Nearby, mother Bobbie Nelson had her kids’ lemonade stand shutdown as well. Police informed her that a permit would cost $400.
Meanwhile, in Georgia, police shutdown a lemonade stand run by three girls who were saving money to go to a water park. Police said the girls needed a business license, a peddler’s permit, and a food permit to operate the stand, which cost $50 per day or $180 per year each, sums that would quickly cut into any possible profit-margin.
In Appleton, Wisconsin the city council recently passed an ordinance preventing vendors from selling products within two blocks of local events – including kids who want to sell lemonade or cookies.
These are hardly isolated incidents. From slapping parents with $500 fines for letting their kids run unlicensed lemonade stands (though this was later waived after public outcry), to government officialscalling the cops on kids selling cupcakes, the list goes on and on and on.

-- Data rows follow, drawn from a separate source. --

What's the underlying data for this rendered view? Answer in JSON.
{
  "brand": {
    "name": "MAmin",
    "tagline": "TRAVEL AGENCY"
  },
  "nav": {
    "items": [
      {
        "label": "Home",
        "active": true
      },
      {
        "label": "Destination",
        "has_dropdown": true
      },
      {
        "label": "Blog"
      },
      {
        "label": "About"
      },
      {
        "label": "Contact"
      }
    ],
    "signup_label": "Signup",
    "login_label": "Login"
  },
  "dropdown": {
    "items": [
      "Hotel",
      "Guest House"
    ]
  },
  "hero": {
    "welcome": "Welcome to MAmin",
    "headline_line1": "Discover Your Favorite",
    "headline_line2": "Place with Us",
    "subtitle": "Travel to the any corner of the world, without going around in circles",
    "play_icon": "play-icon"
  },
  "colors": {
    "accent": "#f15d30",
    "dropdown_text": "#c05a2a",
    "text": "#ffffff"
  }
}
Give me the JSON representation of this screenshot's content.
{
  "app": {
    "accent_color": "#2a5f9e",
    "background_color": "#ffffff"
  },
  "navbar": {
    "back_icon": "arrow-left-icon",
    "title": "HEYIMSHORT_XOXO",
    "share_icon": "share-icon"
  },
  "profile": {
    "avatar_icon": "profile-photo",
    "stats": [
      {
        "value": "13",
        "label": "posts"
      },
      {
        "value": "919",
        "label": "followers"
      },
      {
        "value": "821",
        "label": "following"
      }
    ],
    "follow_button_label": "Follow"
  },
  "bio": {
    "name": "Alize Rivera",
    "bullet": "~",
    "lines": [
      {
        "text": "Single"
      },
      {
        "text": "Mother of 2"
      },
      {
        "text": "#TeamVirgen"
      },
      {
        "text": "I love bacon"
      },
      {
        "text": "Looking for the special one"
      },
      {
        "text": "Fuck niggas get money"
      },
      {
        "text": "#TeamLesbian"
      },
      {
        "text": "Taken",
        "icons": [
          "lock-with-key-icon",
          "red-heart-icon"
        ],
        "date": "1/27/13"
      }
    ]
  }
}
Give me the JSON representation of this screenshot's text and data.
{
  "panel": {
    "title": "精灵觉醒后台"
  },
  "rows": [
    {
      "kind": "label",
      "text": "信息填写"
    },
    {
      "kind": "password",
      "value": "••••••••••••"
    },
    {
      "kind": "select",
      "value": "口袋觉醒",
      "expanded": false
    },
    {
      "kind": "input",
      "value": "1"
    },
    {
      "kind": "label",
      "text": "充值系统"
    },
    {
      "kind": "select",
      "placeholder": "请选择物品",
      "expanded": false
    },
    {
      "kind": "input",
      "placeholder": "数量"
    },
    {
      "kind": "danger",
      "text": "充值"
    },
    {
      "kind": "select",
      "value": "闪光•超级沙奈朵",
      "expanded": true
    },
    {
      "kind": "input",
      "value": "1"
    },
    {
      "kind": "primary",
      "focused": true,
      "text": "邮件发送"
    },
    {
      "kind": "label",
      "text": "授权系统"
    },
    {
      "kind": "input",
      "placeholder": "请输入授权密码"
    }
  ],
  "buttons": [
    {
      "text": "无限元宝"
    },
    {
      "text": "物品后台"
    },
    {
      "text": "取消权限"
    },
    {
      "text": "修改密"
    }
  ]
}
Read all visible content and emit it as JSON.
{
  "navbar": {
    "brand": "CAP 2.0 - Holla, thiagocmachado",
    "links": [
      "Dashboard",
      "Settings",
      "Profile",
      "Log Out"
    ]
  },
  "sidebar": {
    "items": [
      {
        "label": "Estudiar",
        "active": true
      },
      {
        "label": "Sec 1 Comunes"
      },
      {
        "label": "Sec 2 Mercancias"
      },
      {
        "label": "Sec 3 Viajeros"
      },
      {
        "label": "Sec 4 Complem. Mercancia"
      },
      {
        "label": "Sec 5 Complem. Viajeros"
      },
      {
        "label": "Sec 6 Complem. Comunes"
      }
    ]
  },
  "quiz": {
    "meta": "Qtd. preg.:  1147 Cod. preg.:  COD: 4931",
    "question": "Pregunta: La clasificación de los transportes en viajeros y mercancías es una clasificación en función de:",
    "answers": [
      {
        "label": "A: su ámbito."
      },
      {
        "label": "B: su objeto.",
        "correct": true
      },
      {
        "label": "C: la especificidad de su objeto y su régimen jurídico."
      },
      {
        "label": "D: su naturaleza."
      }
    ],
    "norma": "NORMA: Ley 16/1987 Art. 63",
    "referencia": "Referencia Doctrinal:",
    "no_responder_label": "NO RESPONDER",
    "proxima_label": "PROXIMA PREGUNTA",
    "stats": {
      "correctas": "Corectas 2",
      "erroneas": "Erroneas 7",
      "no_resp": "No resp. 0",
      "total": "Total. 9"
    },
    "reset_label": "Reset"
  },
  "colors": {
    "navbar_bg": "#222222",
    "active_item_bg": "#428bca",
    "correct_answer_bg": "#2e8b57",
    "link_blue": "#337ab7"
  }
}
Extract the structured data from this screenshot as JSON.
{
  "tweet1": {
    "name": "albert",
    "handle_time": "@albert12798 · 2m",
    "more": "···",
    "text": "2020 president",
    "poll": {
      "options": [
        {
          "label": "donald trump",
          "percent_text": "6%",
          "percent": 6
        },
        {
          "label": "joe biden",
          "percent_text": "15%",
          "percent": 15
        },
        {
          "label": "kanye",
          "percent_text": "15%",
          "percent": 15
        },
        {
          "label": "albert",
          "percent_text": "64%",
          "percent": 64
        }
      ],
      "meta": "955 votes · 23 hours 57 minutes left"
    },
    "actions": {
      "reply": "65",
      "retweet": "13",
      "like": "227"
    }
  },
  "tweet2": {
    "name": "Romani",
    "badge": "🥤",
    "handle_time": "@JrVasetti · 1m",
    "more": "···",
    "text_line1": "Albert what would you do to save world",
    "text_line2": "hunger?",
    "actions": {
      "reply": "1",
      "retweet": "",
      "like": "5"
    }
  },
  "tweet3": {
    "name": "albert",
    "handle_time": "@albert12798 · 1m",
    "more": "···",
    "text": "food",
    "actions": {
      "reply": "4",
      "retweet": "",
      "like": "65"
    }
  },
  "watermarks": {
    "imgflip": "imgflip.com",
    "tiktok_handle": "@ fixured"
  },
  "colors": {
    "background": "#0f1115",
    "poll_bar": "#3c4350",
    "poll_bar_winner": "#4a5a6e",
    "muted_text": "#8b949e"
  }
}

Nor does it stop with kids. Food Trucks are also under the gun of regulators and city governmentsacross the country. This isn’t to say that food trucks don’t need any regulations at all, but many of the regulations that come down the pipeline are pushed by brick-and-mortar competitors who want to keep competition at a minimum.
But it’s the shutdown of lemonade stands that I find so inexplicable. Who stands to lose from a couple of six-year-olds selling lemonade? Who stands to gain from shutting them down? Do local governments really think parents are going to pay for $400 vendor permits, or that kids can scrape together the money for food permits? Are there any actual safety risks? Kids have been selling lemonade for decades without permits of any sort. They often set the stands up just for fun, but many lemonade stands (or bake sales) are used to raise money for schools, cancer, or sick pets. Lemonade stands represent the most innocent, optimistic side of capitalism out there.
Fortunately, August 20th is now unofficially National Lemonade Freedom Day, because when life gives you overbearing government regulations…make lemonade, or something.
A map of lemonade stand crackdowns can be found here. They’re spread out pretty much all across the country.
Hat tip to Radley Balko and the Reason team for many of these stories, so many of which sound like they’ve been pulled straight from The Onion.